|Pantone||Pantone Coated 2935 C||Pantone Coated Yellow 012 C|
|RAL||5019 Capri blue||1023 Traffic yellow|
|RGB color model||0, 91, 187||255, 213, 0|
|CMYK||100, 47, 0, 0||0, 4, 100, 0|
The colours in the Ukrainian flag represent golden fields of grain under a clear blue sky. In the soviet times Ukraine was a country known as the "bread basket", therefore it is a common misconception to attribute the yellow color to be a representation of Ukraine as a supplier of bread. However the color gold in the flag is symbolic as everything in heraldic. The meaning of color gold has long been viewed as a symbol of wealth or anything material. In combination with blue, a color of sky which symbolises freedom, Ukrainian flag represents the "freedom above bread" idea. Freedom above anything material. 
The Ukrainian flag was light blue over yellow prior to the establishment of the Soviet Republic. Used sparingly, blue signifies blue skies, which symbolises freedom. Sky above grain, or "Freedom above bread" is the meaning of the Ukrainian flag.
Ukraine's state coat of arms feature the same colours found on the Ukrainian flag; a blue shield with gold trident, called the tryzub, which means trident. It represents the triune God on earth and in heaven. It appears on the Presidential standard of Ukraine. Blue coloured tridents are considered to be irregular representation by the Ukrainian Heraldry Society.
In addition to the Hero of Ukraine Order, decorations that include or consist of the national colours are the Order of Prince Yaroslav the Wise, Order of Liberty, Order of Danylo Halytsky, Order of Merit, Order of Bohdan Khmelnytsky and Shevchenko National Prize
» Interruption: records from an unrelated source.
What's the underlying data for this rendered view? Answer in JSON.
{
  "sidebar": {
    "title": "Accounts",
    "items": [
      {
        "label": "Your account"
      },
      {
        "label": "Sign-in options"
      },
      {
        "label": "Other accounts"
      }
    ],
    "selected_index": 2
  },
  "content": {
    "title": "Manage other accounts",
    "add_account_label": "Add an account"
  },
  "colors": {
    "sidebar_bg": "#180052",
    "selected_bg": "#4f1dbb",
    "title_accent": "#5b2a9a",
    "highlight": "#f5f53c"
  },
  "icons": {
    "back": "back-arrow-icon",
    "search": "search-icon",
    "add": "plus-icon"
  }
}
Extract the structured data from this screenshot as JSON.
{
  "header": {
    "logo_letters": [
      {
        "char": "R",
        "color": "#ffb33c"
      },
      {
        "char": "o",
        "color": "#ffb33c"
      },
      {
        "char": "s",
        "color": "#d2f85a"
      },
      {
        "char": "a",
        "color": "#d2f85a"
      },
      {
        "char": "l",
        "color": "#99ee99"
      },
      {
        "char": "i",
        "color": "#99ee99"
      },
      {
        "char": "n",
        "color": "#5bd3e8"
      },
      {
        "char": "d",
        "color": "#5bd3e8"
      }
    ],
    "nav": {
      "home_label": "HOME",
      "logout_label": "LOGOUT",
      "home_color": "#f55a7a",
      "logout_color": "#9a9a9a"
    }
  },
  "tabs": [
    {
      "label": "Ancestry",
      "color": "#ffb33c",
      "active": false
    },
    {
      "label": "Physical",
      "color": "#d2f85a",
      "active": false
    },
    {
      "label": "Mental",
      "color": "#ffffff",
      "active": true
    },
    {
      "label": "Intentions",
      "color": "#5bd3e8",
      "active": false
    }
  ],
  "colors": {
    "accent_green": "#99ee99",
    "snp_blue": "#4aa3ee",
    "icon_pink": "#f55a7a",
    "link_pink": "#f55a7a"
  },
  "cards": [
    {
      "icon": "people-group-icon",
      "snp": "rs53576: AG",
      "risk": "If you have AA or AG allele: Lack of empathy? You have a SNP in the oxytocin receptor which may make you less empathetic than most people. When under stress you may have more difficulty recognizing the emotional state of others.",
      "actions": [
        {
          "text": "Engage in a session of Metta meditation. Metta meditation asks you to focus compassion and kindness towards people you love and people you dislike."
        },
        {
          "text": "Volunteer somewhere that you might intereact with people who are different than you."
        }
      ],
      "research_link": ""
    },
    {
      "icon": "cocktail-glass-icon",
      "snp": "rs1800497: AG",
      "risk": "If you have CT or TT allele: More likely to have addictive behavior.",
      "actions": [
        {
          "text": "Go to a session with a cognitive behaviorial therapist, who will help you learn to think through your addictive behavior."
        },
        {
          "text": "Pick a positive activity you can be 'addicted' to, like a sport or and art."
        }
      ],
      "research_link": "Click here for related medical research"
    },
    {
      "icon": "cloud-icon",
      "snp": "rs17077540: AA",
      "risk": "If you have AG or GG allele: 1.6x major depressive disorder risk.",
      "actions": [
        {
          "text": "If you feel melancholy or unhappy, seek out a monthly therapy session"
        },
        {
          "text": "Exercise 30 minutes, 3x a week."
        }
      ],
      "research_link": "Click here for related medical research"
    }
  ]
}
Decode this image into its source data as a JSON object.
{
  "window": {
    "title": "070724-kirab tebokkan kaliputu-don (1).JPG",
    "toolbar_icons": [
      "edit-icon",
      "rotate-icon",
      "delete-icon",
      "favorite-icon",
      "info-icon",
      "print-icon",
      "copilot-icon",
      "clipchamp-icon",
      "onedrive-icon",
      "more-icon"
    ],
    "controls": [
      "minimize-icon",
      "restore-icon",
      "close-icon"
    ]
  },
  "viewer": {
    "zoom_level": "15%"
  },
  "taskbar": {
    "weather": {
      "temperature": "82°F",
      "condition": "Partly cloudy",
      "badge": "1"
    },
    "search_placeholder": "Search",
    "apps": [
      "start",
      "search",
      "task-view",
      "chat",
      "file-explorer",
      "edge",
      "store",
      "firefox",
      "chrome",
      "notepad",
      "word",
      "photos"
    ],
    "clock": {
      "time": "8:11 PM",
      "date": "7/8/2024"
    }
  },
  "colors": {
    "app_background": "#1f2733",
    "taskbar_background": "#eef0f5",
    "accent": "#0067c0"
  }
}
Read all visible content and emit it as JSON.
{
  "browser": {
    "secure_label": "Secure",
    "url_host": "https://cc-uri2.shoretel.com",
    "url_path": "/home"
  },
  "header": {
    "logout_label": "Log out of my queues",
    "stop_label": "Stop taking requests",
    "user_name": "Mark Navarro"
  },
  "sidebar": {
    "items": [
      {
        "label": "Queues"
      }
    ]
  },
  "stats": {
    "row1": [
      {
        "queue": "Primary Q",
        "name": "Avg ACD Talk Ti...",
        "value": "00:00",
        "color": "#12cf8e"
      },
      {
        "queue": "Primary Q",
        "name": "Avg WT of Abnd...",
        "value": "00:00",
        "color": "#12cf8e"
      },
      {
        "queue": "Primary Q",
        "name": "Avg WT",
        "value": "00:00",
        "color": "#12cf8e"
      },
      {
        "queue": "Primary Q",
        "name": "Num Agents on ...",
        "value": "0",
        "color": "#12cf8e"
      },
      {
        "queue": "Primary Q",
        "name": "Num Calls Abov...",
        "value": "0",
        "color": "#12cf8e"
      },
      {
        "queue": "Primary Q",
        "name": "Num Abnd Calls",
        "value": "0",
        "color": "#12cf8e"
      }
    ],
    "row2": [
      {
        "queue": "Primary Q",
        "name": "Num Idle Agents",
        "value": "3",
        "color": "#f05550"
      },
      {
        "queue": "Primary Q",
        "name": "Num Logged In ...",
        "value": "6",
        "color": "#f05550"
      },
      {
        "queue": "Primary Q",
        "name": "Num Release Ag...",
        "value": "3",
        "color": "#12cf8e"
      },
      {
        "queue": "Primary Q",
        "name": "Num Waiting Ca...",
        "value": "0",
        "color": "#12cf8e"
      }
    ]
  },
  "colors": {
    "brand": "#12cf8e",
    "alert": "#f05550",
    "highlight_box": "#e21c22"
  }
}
In many international team sports Ukraine (such as in the Olympic Games), colours used for the team are yellow and blue, where the blue is often a very dark blue. These include National Olympic Committee of Ukraine, Ukraine men's national ice hockey team, Ukraine national basketball team, Ukraine national football team, and Ukraine national bandy team. The club team FC Metalist Kharkiv has also adopted these colours.
Ukraine International Airlines current livery is a "Eurowhite" scheme, comprising a white fuselage with UIA titles and a Ukrainian flag. The tail is blue with a yellow line across it. This livery has been in use since the late 1990s. The tail was white with two thick blue lines, which tapered from the rear of the tail and met at a point towards the front bottom.
- Флаг Украины [Flag of Ukraine] (in Russian). CMPT Graphics. 30 May 2003. Retrieved 11 March 2014.
- Svirko, W.; A. Rubcov; A. Gorpinchenko; W. Sinel'nikova; G. Docenko; O. Kupko; I. Potapenko; E. Ershova (September 2006). State Flag of Ukraine. DSTU 4512:2006. Kiev: State Standards of Ukraine. p. 7.
- Trach, Nataliya (26 August 2016). "The story behind 2 top Ukrainian symbols: National flag and trident". Kyiv Post. Retrieved 27 August 2016.
- Атрибути державних нагород України [Attributes of state awards of Ukraine] (in Ukrainian). Presidential Administration of Ukraine. Archived from the original on 24 January 2014. Retrieved 11 March 2014.